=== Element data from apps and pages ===
· · · · · · ·

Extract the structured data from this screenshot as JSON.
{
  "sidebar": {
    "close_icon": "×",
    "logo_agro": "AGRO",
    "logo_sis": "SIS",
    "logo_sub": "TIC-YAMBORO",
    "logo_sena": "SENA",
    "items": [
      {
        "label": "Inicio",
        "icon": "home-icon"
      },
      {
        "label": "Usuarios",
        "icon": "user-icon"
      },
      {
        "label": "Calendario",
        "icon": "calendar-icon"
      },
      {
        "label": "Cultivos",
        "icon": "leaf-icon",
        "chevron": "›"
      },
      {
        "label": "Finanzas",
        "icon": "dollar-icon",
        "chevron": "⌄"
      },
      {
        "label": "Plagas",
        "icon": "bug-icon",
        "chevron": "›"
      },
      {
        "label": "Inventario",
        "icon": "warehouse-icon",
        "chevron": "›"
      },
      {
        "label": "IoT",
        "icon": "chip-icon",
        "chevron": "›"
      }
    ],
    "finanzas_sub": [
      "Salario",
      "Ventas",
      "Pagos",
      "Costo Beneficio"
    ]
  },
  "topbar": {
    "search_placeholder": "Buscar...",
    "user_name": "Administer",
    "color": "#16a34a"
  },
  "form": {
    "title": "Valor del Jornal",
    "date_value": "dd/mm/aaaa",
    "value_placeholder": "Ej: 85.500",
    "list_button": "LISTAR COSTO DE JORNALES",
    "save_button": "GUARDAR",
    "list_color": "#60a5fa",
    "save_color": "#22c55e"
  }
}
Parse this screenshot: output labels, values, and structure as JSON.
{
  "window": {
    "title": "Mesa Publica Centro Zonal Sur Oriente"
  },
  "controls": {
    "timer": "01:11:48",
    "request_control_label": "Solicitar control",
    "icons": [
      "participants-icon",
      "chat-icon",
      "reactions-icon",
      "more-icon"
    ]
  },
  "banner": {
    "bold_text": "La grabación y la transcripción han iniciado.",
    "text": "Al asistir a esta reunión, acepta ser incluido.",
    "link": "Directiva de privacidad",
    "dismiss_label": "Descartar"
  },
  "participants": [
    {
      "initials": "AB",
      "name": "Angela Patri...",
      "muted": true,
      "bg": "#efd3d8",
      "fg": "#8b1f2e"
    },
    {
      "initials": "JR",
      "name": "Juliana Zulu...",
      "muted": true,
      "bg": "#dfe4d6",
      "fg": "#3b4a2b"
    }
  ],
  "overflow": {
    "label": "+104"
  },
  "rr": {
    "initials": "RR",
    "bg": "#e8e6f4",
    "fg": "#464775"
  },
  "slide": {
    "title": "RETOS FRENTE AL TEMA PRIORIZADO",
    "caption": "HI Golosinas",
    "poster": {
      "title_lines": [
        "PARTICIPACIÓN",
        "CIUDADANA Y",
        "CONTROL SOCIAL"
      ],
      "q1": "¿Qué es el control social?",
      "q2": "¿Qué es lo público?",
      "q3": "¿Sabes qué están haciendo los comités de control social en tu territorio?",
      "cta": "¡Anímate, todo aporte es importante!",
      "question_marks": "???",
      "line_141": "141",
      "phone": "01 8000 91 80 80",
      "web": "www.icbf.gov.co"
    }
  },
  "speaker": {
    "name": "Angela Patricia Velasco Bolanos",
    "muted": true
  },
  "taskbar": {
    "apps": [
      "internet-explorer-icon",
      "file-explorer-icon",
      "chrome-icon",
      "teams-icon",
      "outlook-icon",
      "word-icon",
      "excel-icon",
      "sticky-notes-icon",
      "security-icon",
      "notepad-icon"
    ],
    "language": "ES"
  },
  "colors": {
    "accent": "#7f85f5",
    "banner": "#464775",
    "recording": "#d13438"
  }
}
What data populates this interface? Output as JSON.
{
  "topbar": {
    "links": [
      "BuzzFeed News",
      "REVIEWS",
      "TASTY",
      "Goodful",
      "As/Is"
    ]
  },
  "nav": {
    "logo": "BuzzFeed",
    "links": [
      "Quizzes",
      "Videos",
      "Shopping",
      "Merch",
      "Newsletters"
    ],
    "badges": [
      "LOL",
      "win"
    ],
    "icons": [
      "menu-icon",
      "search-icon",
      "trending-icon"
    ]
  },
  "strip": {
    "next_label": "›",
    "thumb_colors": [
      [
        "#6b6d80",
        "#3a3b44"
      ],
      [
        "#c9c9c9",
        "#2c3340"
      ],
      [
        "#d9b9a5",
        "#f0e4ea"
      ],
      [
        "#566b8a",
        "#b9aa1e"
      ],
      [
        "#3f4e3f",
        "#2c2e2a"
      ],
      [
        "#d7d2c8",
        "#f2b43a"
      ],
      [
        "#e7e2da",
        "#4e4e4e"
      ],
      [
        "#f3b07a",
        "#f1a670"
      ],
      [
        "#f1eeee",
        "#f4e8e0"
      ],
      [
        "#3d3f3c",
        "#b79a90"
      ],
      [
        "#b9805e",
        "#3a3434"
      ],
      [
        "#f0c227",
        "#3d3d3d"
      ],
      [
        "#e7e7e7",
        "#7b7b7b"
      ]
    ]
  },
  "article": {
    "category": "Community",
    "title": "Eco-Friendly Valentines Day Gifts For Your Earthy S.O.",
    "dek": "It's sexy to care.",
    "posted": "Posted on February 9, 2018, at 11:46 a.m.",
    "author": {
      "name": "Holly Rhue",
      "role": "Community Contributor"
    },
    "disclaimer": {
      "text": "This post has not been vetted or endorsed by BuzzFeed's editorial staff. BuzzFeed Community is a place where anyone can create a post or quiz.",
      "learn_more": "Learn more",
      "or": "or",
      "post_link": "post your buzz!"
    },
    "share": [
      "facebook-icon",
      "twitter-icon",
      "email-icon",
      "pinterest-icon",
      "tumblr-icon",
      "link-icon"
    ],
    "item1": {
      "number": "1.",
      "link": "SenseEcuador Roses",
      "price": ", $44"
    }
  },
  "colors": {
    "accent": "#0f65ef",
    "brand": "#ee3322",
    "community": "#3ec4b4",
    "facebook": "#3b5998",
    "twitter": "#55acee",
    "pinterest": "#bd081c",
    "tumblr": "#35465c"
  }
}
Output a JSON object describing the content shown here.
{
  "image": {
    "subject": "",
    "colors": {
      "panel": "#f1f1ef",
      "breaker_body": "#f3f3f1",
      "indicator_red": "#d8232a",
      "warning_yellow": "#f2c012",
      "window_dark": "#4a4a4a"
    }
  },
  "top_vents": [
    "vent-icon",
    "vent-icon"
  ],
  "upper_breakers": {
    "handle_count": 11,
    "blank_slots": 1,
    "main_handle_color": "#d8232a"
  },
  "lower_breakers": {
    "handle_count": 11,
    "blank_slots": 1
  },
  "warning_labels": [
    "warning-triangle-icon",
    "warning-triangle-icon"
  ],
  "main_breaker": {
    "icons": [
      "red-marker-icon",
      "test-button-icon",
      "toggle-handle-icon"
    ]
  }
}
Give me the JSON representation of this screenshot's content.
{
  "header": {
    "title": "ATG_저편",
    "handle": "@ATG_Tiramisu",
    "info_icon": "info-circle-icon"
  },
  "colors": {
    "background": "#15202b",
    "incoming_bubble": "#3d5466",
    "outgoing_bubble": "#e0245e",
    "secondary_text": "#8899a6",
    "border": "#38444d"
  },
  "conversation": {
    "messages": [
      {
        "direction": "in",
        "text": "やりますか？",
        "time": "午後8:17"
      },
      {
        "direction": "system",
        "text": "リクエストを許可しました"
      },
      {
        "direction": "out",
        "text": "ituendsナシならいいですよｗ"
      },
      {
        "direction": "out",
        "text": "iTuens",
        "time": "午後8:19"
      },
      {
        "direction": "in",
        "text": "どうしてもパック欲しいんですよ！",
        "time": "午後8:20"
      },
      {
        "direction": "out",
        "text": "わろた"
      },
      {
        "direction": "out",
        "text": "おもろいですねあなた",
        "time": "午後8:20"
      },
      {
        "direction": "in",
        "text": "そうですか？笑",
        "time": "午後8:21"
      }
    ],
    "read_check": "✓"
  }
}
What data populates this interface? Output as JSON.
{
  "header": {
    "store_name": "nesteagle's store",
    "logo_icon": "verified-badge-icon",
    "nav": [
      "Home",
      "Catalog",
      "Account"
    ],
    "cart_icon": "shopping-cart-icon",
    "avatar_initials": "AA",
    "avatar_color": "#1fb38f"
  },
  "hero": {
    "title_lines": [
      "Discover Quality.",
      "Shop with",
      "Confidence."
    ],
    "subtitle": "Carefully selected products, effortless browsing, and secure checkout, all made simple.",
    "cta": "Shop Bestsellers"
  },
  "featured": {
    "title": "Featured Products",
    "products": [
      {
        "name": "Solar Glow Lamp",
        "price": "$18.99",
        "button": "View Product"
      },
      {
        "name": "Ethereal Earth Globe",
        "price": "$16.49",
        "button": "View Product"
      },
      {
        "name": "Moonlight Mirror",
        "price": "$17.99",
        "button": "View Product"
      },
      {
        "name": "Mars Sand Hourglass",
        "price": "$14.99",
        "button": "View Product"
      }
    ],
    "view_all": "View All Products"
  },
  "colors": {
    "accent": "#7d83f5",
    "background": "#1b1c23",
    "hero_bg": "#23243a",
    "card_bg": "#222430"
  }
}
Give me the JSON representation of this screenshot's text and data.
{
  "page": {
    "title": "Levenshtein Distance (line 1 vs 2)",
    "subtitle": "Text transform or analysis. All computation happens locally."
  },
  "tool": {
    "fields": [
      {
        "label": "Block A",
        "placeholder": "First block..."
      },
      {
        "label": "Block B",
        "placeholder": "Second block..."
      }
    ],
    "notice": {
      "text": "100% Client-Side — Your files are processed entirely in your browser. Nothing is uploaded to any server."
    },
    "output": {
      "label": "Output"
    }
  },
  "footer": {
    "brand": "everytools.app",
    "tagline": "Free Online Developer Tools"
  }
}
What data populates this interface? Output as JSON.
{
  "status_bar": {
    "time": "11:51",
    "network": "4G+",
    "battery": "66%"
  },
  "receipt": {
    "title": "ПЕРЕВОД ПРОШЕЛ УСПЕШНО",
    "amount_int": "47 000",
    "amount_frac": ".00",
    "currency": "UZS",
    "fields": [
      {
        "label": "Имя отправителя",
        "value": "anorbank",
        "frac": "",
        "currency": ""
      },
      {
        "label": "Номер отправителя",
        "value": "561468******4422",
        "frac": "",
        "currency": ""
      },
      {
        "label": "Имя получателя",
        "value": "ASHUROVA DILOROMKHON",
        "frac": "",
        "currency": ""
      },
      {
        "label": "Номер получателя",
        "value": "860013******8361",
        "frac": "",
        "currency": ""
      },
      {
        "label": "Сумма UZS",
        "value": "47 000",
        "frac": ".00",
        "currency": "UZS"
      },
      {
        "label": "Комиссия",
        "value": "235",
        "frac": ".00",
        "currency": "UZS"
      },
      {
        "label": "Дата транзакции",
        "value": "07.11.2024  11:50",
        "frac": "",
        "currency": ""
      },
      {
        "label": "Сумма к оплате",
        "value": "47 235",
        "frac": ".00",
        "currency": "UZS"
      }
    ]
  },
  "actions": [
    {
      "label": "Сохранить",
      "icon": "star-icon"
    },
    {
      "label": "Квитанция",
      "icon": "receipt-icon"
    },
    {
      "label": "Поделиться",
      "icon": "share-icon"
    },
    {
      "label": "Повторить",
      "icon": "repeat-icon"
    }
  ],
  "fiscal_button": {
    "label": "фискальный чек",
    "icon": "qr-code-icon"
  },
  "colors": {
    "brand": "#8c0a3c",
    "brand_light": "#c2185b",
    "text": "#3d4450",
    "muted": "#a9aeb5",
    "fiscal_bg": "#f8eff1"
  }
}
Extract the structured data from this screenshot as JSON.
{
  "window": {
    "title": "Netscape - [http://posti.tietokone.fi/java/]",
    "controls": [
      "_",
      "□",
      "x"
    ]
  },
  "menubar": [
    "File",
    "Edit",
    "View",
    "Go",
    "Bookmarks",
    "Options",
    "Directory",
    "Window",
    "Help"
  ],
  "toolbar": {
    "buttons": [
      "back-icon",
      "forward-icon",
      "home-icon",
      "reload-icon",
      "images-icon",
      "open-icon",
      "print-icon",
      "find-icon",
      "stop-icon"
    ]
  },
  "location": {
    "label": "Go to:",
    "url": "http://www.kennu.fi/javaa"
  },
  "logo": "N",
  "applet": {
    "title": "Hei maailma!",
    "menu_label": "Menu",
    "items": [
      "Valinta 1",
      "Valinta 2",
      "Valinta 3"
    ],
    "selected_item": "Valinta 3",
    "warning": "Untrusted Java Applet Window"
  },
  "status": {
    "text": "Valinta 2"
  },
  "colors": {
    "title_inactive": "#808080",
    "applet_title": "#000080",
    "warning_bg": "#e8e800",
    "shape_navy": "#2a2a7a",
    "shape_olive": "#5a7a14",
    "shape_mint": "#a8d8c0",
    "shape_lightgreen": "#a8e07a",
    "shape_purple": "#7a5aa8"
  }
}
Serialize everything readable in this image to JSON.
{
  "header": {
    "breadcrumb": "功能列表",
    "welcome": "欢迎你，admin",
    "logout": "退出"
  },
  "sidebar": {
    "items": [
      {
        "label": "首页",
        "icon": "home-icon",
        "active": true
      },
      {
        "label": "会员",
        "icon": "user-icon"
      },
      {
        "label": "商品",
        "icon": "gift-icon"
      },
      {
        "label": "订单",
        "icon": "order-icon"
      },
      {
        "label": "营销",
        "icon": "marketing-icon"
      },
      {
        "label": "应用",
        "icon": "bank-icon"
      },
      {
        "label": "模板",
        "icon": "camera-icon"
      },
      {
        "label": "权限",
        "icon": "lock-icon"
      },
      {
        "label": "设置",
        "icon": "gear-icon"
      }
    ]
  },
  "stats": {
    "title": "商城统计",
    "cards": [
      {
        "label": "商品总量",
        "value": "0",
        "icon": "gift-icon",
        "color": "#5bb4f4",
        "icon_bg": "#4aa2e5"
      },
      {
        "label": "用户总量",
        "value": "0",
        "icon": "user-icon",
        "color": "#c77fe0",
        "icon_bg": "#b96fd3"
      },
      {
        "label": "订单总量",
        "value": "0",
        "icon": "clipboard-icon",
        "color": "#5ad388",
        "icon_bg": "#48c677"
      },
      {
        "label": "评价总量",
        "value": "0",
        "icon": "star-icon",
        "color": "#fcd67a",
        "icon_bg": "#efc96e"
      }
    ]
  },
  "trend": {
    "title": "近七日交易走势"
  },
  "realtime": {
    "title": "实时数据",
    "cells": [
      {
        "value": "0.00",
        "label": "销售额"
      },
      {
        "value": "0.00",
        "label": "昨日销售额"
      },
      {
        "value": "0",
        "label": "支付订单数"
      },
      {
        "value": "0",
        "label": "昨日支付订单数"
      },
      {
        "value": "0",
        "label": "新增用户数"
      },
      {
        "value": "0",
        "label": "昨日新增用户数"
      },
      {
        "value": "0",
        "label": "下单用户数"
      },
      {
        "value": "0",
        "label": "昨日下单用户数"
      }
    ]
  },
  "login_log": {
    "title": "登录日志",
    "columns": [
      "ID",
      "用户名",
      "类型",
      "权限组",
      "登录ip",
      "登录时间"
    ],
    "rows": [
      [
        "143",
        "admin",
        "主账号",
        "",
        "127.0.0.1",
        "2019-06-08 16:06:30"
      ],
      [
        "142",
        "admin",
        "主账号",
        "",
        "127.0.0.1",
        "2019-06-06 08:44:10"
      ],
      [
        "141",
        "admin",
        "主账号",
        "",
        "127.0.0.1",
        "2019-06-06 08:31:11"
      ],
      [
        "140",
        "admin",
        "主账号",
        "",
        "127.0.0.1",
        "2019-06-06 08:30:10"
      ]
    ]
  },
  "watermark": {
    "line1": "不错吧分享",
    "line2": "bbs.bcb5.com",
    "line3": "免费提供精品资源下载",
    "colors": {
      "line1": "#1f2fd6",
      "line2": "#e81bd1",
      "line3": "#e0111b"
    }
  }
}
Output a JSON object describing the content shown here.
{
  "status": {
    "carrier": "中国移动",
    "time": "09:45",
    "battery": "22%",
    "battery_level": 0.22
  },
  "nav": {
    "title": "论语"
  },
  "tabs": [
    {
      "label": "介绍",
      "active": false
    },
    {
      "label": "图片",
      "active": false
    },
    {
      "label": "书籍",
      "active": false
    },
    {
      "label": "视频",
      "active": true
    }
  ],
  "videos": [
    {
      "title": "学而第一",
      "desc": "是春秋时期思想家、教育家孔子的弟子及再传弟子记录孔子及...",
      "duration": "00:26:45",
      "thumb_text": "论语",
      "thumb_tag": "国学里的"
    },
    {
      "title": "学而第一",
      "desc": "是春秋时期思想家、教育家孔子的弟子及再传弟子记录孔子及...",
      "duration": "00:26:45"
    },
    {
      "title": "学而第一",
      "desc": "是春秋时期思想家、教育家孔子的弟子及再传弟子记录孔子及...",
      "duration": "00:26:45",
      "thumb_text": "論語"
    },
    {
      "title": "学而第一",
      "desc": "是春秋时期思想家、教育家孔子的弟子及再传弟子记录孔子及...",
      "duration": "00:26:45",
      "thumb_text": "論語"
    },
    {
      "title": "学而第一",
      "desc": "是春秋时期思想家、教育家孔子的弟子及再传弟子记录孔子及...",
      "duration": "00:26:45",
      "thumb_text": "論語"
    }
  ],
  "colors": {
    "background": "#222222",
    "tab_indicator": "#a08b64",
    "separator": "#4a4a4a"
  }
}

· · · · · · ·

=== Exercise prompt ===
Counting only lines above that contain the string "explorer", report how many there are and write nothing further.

=== Exercise answer ===
2